To be honest, I have no idea what I think should be done. I find the liberal resistance to any action of any sort that dominates The Guardian rather distasteful, but don't know what sort of action I would advocate in response. Simon Jenkins on Wednesday was one example of irritatingness:
Libya strategists are said to be torturing themselves over timing. Barack Obama says he "needs" Gaddafi to go, and David Cameron's position is much the same. Why this need is so pressing when, just months ago, Gaddafi was a dear ally and patron of western scholarship is a mystery. But in Cameron's statement on no-fly zones last week, Britain appeared to assert its right in international law to remove Gaddafi, as it did the Taliban and Saddam Hussein.Our rulers were obviously wrong, cynical and corrupt to think or claim to think that Gaddafi was a good thing a few months ago. But it should also be obvious what has changed and why the issue is now pressing: his slaughter of at least hundreds and probably thousands of "his" citizens.
In this ambition he was supported by the leftwing international lawyer, Geoffrey Robertson, who claimed to have found a right for "states to render assistance to innocent civilians battling for their lives" wherever that might be. This right apparently "emerges or crystallises" not from any democratic decision but from "state practice, conventions, writings of jurists and dictates of collective conscience"... It is the Bush-Cheney theory of zero national sovereignty, and could be used to justify every aggressive war by Washington or Moscow over the last 50 years.I have written before that national sovereignty is one of the most reactionary ideas there is. "What is a nation? How can a nation have a “self”? How is that “self” supposed to determine itself? Why should that self-determination take the shape of a state? Why should we respect the systems of rule that history has randomly bestowed on other nations? Why should we go to war, for example, out of respect for some Kuwaiti hereditary monarch’s right to use his kingdom as a personal bank account? Equally, why should we “stop” a war out of respect for some national socialist or clerical-fascist’s right to use his country as a personal fiefdom?" In other words, the "Bush-Cheney theory of zero national sovereignty" is correct. Why should we respect Gaddafi's right to rule "his" country?

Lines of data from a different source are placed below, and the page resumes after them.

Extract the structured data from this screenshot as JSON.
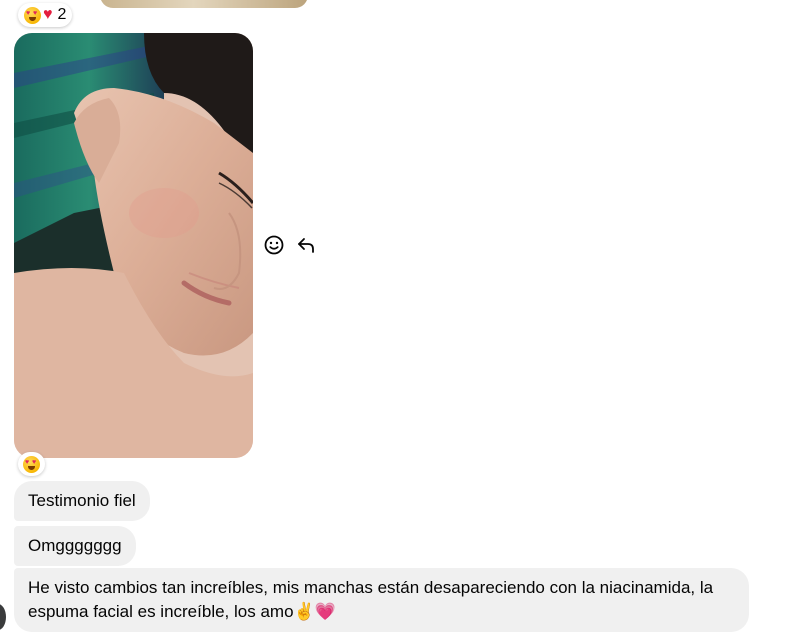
{
  "previous_message": {
    "reactions": {
      "emojis": [
        "heart-eyes-emoji",
        "heart-emoji"
      ],
      "count": "2"
    }
  },
  "photo_message": {
    "reactions": {
      "emojis": [
        "heart-eyes-emoji"
      ]
    },
    "hover_actions": [
      "react-icon",
      "reply-icon"
    ]
  },
  "messages": [
    {
      "text": "Testimonio fiel"
    },
    {
      "text": "Omggggggg"
    },
    {
      "text": "He visto cambios tan increíbles, mis manchas están desapareciendo con la niacinamida, la espuma facial es increíble, los amo✌️💗"
    }
  ],
  "colors": {
    "bubble_bg": "#f0f0f0",
    "text": "#050505",
    "heart": "#e41e3f"
  }
}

Carl Packman has a very good series of posts arguing that a no fly zone is the way forward, starting with this endorsement from Karl Marx, continuing here, here, here. Michael Walzer and Norman Geras have been chewing it over too: here's Walzer, Geras, Walzer. See also Nick Cohen, Shiraz Socialist and Marko Hoare.
Our Israel obsession and theirs
I still haven't finished my post on that. In the meantime, read Flesh's excellent one. Like her, I am increasingly depressed at the situation in Israel, the right-wing drift among its politicians and among its defenders abroad, the continued hatred on both sides, the continued murderous violence from Islamic Jihad, the Netanyahu government's absolute lack of commitment to peace.
For sane voices, I recommend Khaled Abu Toameh and Lisa Goldman.
Letter from a Muslim
PJ Media is probably not most of my readers' cup of tea, but there is a lot in it of interest. These three letters "from a concerned Muslim", by Salim Mansur, are fascinating for example. From the other end of the political spectrum in some ways, but not in others, here's Yassamine Mather on "Islamic feminism" in the Weekly Worker.
I notice George Orwell has been around my way again lately. Here he is, on the 3 March 1941:
Last night with G.  to see the shelter in the crypt under Greenwich church. The usual wooden and sacking bunks, dirty (no doubt also lousy when it gets warmer), ill-lighted and smelly, but not on this particular night very crowded. The crypt is simply a system of narrow passages running between vaults on which are the names of the families buried in them, the most recent being about 1800. . . . G. and the others insisted that I had not seen it at its worst, because on nights when it is crowded (about 250 people) the stench is said to be almost insupportable. I stuck to it, however, though none of the others would agree with me, that it is far worse for children to be playing among vaults full of corpses than that they should have to put up with a certain amount of living human smell.
 Gwen O’Shaughnessy, Eileen’s sister-in-law. Peter Davison
I haven't done a music post in ages. Here are a couple of snippets. Mudd Up has some great sounds from the Sahel: rebel desert music from Northwestern Mali. Music, History plays some classic klezmer from the vaults, and some music composed by Charlie Chaplin.